Reproduce all of the entries below exactly, without a single change.
================================
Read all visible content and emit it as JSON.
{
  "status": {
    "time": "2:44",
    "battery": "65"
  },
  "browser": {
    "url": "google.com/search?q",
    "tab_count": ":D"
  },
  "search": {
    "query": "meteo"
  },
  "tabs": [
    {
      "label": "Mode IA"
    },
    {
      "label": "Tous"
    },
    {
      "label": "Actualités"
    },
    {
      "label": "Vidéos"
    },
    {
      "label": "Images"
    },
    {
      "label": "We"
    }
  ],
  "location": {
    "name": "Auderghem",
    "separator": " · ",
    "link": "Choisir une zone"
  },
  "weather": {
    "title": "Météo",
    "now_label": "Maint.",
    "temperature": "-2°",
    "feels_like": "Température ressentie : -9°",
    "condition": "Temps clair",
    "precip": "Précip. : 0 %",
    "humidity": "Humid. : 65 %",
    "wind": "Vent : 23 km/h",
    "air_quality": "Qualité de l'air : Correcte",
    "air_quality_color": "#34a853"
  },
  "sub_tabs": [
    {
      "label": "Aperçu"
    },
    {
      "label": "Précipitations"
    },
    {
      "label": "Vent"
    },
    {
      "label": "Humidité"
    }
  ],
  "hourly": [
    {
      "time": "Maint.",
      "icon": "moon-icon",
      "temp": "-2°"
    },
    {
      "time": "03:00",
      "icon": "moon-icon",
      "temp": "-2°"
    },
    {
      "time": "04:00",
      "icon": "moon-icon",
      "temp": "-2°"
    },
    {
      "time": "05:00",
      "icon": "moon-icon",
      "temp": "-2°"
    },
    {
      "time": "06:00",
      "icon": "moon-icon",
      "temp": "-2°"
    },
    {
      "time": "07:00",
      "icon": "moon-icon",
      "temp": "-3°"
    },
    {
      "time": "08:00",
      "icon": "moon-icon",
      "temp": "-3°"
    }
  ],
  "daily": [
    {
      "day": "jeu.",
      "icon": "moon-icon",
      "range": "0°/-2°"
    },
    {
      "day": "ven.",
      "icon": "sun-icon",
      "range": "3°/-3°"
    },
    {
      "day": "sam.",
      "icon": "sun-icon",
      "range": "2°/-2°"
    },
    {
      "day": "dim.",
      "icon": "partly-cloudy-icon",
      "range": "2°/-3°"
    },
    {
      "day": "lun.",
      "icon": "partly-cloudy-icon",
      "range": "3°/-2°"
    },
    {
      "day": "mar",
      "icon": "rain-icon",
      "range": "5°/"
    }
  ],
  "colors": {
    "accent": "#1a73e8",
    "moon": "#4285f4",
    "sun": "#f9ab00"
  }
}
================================
FINISHED TASK
Read all visible content and emit it as JSON.
{
  "status": {
    "time": "2:44",
    "battery": "65"
  },
  "browser": {
    "url": "google.com/search?q",
    "tab_count": ":D"
  },
  "search": {
    "query": "meteo"
  },
  "tabs": [
    {
      "label": "Mode IA"
    },
    {
      "label": "Tous"
    },
    {
      "label": "Actualités"
    },
    {
      "label": "Vidéos"
    },
    {
      "label": "Images"
    },
    {
      "label": "We"
    }
  ],
  "location": {
    "name": "Auderghem",
    "separator": " · ",
    "link": "Choisir une zone"
  },
  "weather": {
    "title": "Météo",
    "now_label": "Maint.",
    "temperature": "-2°",
    "feels_like": "Température ressentie : -9°",
    "condition": "Temps clair",
    "precip": "Précip. : 0 %",
    "humidity": "Humid. : 65 %",
    "wind": "Vent : 23 km/h",
    "air_quality": "Qualité de l'air : Correcte",
    "air_quality_color": "#34a853"
  },
  "sub_tabs": [
    {
      "label": "Aperçu"
    },
    {
      "label": "Précipitations"
    },
    {
      "label": "Vent"
    },
    {
      "label": "Humidité"
    }
  ],
  "hourly": [
    {
      "time": "Maint.",
      "icon": "moon-icon",
      "temp": "-2°"
    },
    {
      "time": "03:00",
      "icon": "moon-icon",
      "temp": "-2°"
    },
    {
      "time": "04:00",
      "icon": "moon-icon",
      "temp": "-2°"
    },
    {
      "time": "05:00",
      "icon": "moon-icon",
      "temp": "-2°"
    },
    {
      "time": "06:00",
      "icon": "moon-icon",
      "temp": "-2°"
    },
    {
      "time": "07:00",
      "icon": "moon-icon",
      "temp": "-3°"
    },
    {
      "time": "08:00",
      "icon": "moon-icon",
      "temp": "-3°"
    }
  ],
  "daily": [
    {
      "day": "jeu.",
      "icon": "moon-icon",
      "range": "0°/-2°"
    },
    {
      "day": "ven.",
      "icon": "sun-icon",
      "range": "3°/-3°"
    },
    {
      "day": "sam.",
      "icon": "sun-icon",
      "range": "2°/-2°"
    },
    {
      "day": "dim.",
      "icon": "partly-cloudy-icon",
      "range": "2°/-3°"
    },
    {
      "day": "lun.",
      "icon": "partly-cloudy-icon",
      "range": "3°/-2°"
    },
    {
      "day": "mar",
      "icon": "rain-icon",
      "range": "5°/"
    }
  ],
  "colors": {
    "accent": "#1a73e8",
    "moon": "#4285f4",
    "sun": "#f9ab00"
  }
}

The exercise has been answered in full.